▶ Problem details: An exact reproduction of all the entries below is required.
------------------------
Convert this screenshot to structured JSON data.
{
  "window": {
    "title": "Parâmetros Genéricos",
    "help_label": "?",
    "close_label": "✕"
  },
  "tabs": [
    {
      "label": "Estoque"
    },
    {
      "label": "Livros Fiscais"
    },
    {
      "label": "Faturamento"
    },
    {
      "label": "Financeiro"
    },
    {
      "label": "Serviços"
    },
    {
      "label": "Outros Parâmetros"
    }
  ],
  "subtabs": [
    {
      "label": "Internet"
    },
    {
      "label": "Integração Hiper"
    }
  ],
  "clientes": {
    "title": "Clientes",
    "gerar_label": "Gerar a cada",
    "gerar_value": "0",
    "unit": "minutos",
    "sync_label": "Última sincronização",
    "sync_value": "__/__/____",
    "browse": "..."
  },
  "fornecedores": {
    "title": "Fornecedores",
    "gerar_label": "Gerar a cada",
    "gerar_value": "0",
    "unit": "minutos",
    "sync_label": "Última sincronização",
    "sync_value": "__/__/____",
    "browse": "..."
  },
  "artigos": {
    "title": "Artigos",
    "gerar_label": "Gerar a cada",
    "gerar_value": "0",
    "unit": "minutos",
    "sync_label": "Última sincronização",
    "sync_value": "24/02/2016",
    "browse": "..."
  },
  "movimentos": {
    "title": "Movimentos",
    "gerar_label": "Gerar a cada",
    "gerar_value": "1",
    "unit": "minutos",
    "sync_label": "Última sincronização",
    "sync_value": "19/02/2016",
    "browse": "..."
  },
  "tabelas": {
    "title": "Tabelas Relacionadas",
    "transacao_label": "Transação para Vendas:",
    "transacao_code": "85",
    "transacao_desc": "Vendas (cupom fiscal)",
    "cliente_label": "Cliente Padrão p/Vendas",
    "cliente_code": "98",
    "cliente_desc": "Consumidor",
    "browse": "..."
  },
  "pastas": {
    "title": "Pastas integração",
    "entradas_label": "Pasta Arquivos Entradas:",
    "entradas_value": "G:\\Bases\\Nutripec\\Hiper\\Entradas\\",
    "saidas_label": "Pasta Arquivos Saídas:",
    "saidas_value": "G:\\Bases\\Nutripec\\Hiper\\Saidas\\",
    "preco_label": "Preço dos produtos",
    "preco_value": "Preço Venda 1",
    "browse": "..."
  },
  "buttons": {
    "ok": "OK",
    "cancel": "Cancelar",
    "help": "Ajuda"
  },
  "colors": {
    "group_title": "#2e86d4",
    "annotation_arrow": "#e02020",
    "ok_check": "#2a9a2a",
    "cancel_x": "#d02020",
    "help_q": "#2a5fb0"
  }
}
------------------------
▶ Response box:
Convert this screenshot to structured JSON data.
{
  "window": {
    "title": "Parâmetros Genéricos",
    "help_label": "?",
    "close_label": "✕"
  },
  "tabs": [
    {
      "label": "Estoque"
    },
    {
      "label": "Livros Fiscais"
    },
    {
      "label": "Faturamento"
    },
    {
      "label": "Financeiro"
    },
    {
      "label": "Serviços"
    },
    {
      "label": "Outros Parâmetros"
    }
  ],
  "subtabs": [
    {
      "label": "Internet"
    },
    {
      "label": "Integração Hiper"
    }
  ],
  "clientes": {
    "title": "Clientes",
    "gerar_label": "Gerar a cada",
    "gerar_value": "0",
    "unit": "minutos",
    "sync_label": "Última sincronização",
    "sync_value": "__/__/____",
    "browse": "..."
  },
  "fornecedores": {
    "title": "Fornecedores",
    "gerar_label": "Gerar a cada",
    "gerar_value": "0",
    "unit": "minutos",
    "sync_label": "Última sincronização",
    "sync_value": "__/__/____",
    "browse": "..."
  },
  "artigos": {
    "title": "Artigos",
    "gerar_label": "Gerar a cada",
    "gerar_value": "0",
    "unit": "minutos",
    "sync_label": "Última sincronização",
    "sync_value": "24/02/2016",
    "browse": "..."
  },
  "movimentos": {
    "title": "Movimentos",
    "gerar_label": "Gerar a cada",
    "gerar_value": "1",
    "unit": "minutos",
    "sync_label": "Última sincronização",
    "sync_value": "19/02/2016",
    "browse": "..."
  },
  "tabelas": {
    "title": "Tabelas Relacionadas",
    "transacao_label": "Transação para Vendas:",
    "transacao_code": "85",
    "transacao_desc": "Vendas (cupom fiscal)",
    "cliente_label": "Cliente Padrão p/Vendas",
    "cliente_code": "98",
    "cliente_desc": "Consumidor",
    "browse": "..."
  },
  "pastas": {
    "title": "Pastas integração",
    "entradas_label": "Pasta Arquivos Entradas:",
    "entradas_value": "G:\\Bases\\Nutripec\\Hiper\\Entradas\\",
    "saidas_label": "Pasta Arquivos Saídas:",
    "saidas_value": "G:\\Bases\\Nutripec\\Hiper\\Saidas\\",
    "preco_label": "Preço dos produtos",
    "preco_value": "Preço Venda 1",
    "browse": "..."
  },
  "buttons": {
    "ok": "OK",
    "cancel": "Cancelar",
    "help": "Ajuda"
  },
  "colors": {
    "group_title": "#2e86d4",
    "annotation_arrow": "#e02020",
    "ok_check": "#2a9a2a",
    "cancel_x": "#d02020",
    "help_q": "#2a5fb0"
  }
}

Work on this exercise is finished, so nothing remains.